The team of Bindi Nagda, a third-year Ph.D. applied mathematics major, Nashaita Patrawalla, a first-year Ph.D. biomedical engineering major, and Harold Raghunandan, a senior software engineering major, won first place in the Electrical/Computer Science Track at the Biomedical Engineering Society-Medtronic Design Competition held at the 2021 BMES Annual Meeting.
They were recognized for their design of a medical device and mobile application that incorporates neural networks and machine learning for automated image reconstruction of human tissue being imaged using bioimpedance sensors. The team won $2,500, an engraved trophy and the opportunity to discuss designs further with representatives from the medical equipment company Medtronic.
The patent-pending machine would scan breast tissue and use machine learning to create an image that would indicate the presence of tumors in the tissue, if there were any. Patients can use the mobile app to connect with the device and view their medical scans via the app. The app is also used as a way for patients to connect with doctors who can review their medical data and suggest next steps.
The project has been ongoing for over a year and came about when Nagda, a native of Kenya, was inspired to find a way to help the underserved citizens in her country. In Kenya, the age-standardized rate of breast cancer incidence is 40.3 per 100,000 women, making it the most common cancer among Kenyan women, according to the journal JCO Global Oncology. Nagda recruited Patrawalla and Raghunandan to the team and together they spearheaded the project.
“Despite the advent of medical technology and exponential growth of technology, a lot of under-resourced communities have still been left behind or are still struggling to have access to these resources, so we’re trying to develop this product so that it’s accessible, low cost and is something that, regardless of someone’s socioeconomic background, they have access to,” Nagda said. “Growing up in Kenya I definitely saw how technology has been something that has helped the underserved but they’re not having enough access to it, so this is really our motivating factor why we want this product out there.”
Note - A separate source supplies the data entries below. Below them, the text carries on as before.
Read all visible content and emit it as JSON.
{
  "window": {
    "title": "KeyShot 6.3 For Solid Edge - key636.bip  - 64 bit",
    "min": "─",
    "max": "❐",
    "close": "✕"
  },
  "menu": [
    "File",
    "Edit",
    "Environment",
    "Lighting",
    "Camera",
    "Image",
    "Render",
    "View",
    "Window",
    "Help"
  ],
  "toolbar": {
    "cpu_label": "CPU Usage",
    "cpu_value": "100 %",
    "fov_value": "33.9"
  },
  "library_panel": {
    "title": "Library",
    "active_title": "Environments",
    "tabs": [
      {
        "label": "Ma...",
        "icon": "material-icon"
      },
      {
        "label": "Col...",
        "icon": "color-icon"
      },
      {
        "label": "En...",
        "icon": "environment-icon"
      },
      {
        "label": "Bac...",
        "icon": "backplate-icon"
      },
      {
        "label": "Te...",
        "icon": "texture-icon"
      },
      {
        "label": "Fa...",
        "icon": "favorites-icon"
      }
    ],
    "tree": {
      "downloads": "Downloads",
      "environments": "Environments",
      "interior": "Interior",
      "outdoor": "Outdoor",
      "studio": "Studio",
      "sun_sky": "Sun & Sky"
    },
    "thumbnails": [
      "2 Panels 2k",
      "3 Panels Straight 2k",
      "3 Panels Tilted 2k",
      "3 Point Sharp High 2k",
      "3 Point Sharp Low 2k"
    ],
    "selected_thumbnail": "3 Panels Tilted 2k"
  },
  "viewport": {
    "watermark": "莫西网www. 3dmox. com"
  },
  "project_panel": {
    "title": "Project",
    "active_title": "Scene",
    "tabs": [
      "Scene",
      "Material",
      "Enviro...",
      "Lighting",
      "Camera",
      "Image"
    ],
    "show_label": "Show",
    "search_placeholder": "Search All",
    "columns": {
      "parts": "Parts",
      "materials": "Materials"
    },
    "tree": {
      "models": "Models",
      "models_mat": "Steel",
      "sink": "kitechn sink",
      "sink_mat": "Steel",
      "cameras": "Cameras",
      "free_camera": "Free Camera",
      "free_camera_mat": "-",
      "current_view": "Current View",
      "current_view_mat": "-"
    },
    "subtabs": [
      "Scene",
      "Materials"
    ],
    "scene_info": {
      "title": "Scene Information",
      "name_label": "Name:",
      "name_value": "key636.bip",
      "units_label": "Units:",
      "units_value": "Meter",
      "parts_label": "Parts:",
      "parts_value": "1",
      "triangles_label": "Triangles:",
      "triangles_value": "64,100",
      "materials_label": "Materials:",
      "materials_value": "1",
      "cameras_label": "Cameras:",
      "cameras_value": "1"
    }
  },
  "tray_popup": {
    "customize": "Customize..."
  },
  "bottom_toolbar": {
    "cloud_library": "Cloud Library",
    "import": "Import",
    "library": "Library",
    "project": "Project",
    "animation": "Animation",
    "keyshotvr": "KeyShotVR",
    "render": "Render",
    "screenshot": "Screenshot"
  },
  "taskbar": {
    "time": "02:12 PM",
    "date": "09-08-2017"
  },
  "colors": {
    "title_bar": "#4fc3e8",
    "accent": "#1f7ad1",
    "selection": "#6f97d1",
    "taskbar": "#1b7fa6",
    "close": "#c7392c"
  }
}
During the development of the product, the team has faced various challenges, such as a rotation of team members outside of the core three due to graduation or students going to grad school. This led to Nagda, Patrawalla and Raghunandan picking up new skills. On the technical side, the three noted how they had to learn about medical terminology and what privacy standards needed to be followed when processing patient data.
For the team, the project is one of passion, as there is no direct academic tie to it. The project has been funded by the students, utilizing the skills learned in class, with the goal of making a difference in their communities.
“It is exciting to be able to apply what we are learning in the classroom in our specific fields of study, to acquire hands-on experience to create this medical device,” Patrawalla said. “What drives us is that we are able to identify a problem and use our skillset to come up with a solution that will make a direct impact in the lives of thousands of women.”
The next goal for the project is to launch the minimum viable product (MVP) version of the project, which is a version with just enough features to be usable by early customers who can then provide feedback for future product development. After doing some testing of the device, the team would like to launch the device as a general wellness device under FDA approval. Also, the team is looking to develop the business plan and model for the product while also securing more mentors, advisors and funding. The three said they were immensely grateful for the mentorship provided by Jeannette Kraar from Florid Tech’s weVENTURE Women’s Business Center at the Bisk College of Business.
“Being able to work on these purposeful projects and contribute to underserved communities (is important), because as technology advances across the world, we still see research statistics showing that underserved communities are not benefiting from these advances.” Raghunandan said. “So, that’s what has my interest in the project as well, being able to have a purposeful impact, not just around the world, but specific parts.”